Pointing to the apparent recovery in the nation's economy, President Carter yesterday predicted a "good Christmas" for the nation.

Capitalizing on the spate of fairly good economic news in the last few days, the president told a television audience in Youngstown, Ohio, that he expects employment to go on growing "very rapidly" and inflationary pressures to subside.

Carter picked up again on the high and rising cost of money, for which he recently has criticized both the Federal Reserve Board and private bankers. He said he will continue to pressure banks and other financial institutions not to raise interest rates higher than economic circumstances warrant.

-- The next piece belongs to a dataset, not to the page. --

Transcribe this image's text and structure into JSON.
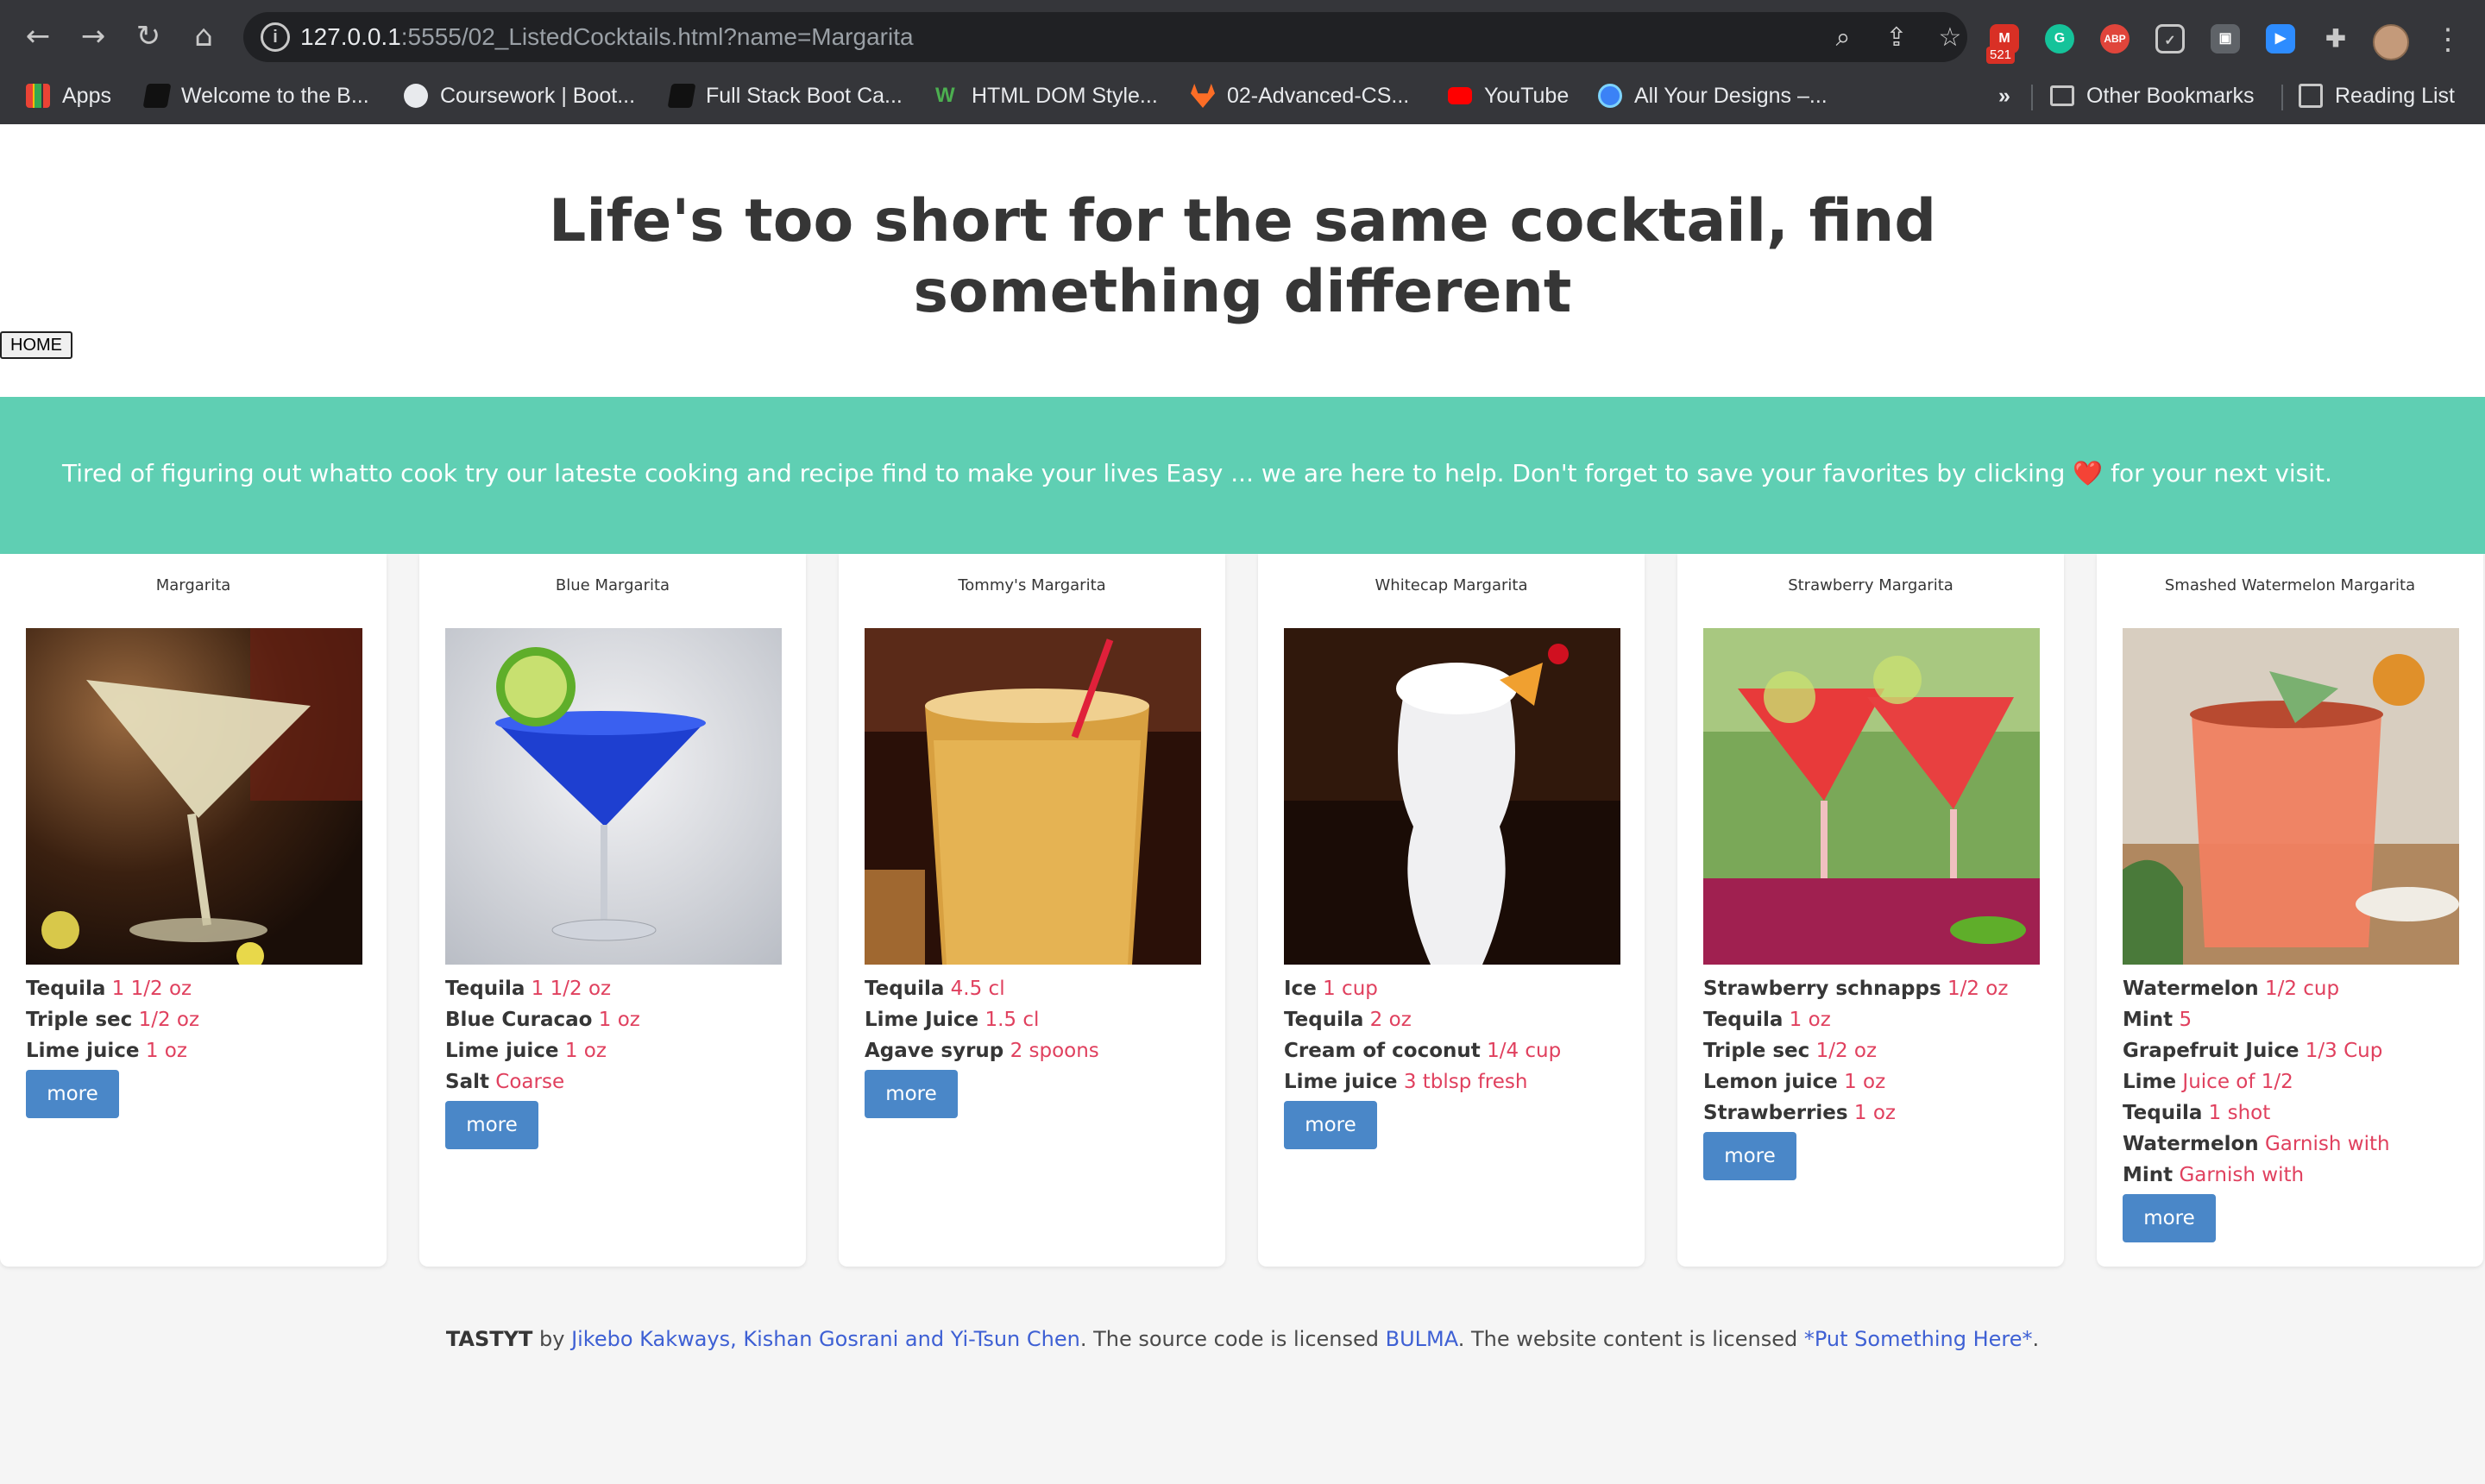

He also said that Congress and the administration should look at the practice whereby banks charge some of their customers lower interest rates than the majority pays.

Carter also announced that he is considering whether there should be protection for U.S. specialty steels against cheap imports, a move that almost certainly would go down well with the majority of his audience.

The administration recently announced that it was reintroducing a trigger-price mechanism for ordinary steel, to limit steel imports when their price falls below a certain level.

Carter said yesterday that he had asked the International Trade Commission to investigate extending the use of the trigger-price mechanism to specialty steels. In the past, these have not been as threatened by imports.